UNITED STATES DEPARTMENT OF EDUCATION
WASHINGTON, D.C. 20202
In the Matter of Docket No. 97-41-SF
WICHITA AREA VOCATIONAL Student Financial
TECHNICAL SCHOOL, Assistance Proceeding
The Wichita Area Vocational Technical School of Wichita, Kansas (Wichita), is a publicly funded institution which participates in the Pell Grant and Federal Family Educational Loan (FFEL) programs authorized under Title IV of the Higher Education Act of 1965, as amended (HEA). 20 U.S.C. § 1070 et seq. and 42 U.S.C. § 2751 et seq. On March 6, 1997, the office of Student Financial Assistance Programs (SFAP) of the U.S. Department of Education (ED) issued a notice of intent to fine Wichita $38,250 for HEA program violations, pursuant to Section 487(c)(3)(B) of the HEA, 20 U.S.C. § 1094(c)(3)(B). Wichita filed a timely request for hearing, and briefs have been submitted by both parties.
From September 25-29, 1995, ED personnel conducted a program review of Wichita's
administration of the Title IV, HEA programs for the period of July 1, 1992, to June 30, 1994.
During a review of a sample of student files, it was discovered that Wichita had not made timely
refunds on behalf of students who had participated in the Pell Grant and FFEL programs and for
whom refunds were due. Upon this finding, the program reviewers ordered Wichita to conduct a
full file review of all refund calculations for the two award years under consideration. SFAP
examined the results of this file review and concluded that Wichita was late in the payment of 51
of 55 refunds.
Wichita readily acknowledged its obligation under the Title IV programs to make a timely
refund to the appropriate program on behalf of students who withdraw, drop out, or are expelled
on or after the first day of class. 34 C.F.R. § 668.22(a). For Pell Grant refunds, the refunds must
be made to the Pell Grant account 30 days after the date the student officially withdraws, is
expelled, or the institution determines the student has officially withdrawn. For FFEL loans, the
refund must be paid to the student borrower's lender within 60 days after the student's
withdrawal. 34 C.F.R. §§ 668.22(j)(1), (4); 34 C.F.R.§§ 682.605, 607. Wichita explained that
its late refunds resulted from its use of an improper method of tracking student withdrawals, but
argues that it has remedied these mechanical problems and assures ED all future refunds will be
timely. Although it admits that it made late refund payments during those two award years, it
challenged the number of refunds SFAP alleges were made late. To this end Wichita submitted
unrebutted evidence, which I adopt as my findings, that there were only 42, not 51, late refunds
from the pool of 55 refunds examined during its file review.
SFAP initiated this fine proceeding with the intention of seeking a fine of $750 for each
late refund. Wichita argued that such an amount is excessive, given that its failure to make

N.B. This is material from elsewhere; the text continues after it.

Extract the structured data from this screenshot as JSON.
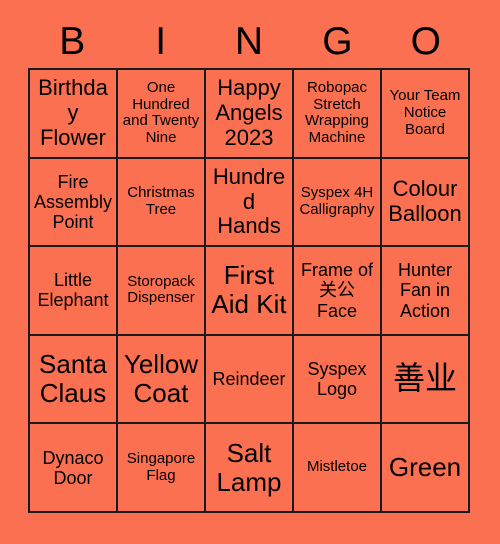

refunds was unintentional on its part and resulted in no monetary gain to the institution, the
approximate interest cost to ED for the late refunds was only $110, all refunds have been paid,
and it has modified its procedure to insure that all future refunds will be timely. In light of these
mitigating factors, Wichita believes a fine of $50 per late refund is more appropriate, and I agree.
The regulations provide for the authority to fine an institution up to $25,000 as punishment for
each violation of the Title IV program requirements. 34 C.F.R. § 668.84. The imposition of a
fine is intended to punish the violator, as well as serve as a deterrent to other institutions. The
fine amount should also reflect consideration of the volitional character and seriousness of the
offense, the size of the institution in terms of Title IV funds received, and whether the offense
represents a repeat violation. Both parties have cited a number of ED cases which support the
imposition of a wide range of amounts of fines for violations similar to that found here.See footnote 1* After
considering these cases and the mitigating factors provided by Wichita, I concur with its
recommendation that the amount of the fine be reduced from $750 to $50 for each of the 42 late
refunds. This results in a fine of $2100.
Judge Richard F. O'Hair
Dated: September 10, 1997
A copy of the attached initial decision was sent by certified mail, return receipt requested to the
Thomas R. Powell, Esq.
Hinkle, Eberhart & Elkouri, L.L.C.
301 North Main, Suite 2000
Wichita, KS 67202-4820
Jennifer L. Woodward, Esq.
Office of the General Counsel
U.S. Department of Education
600 Independence Avenue, S.W.
Washington, D.C. 20202-2110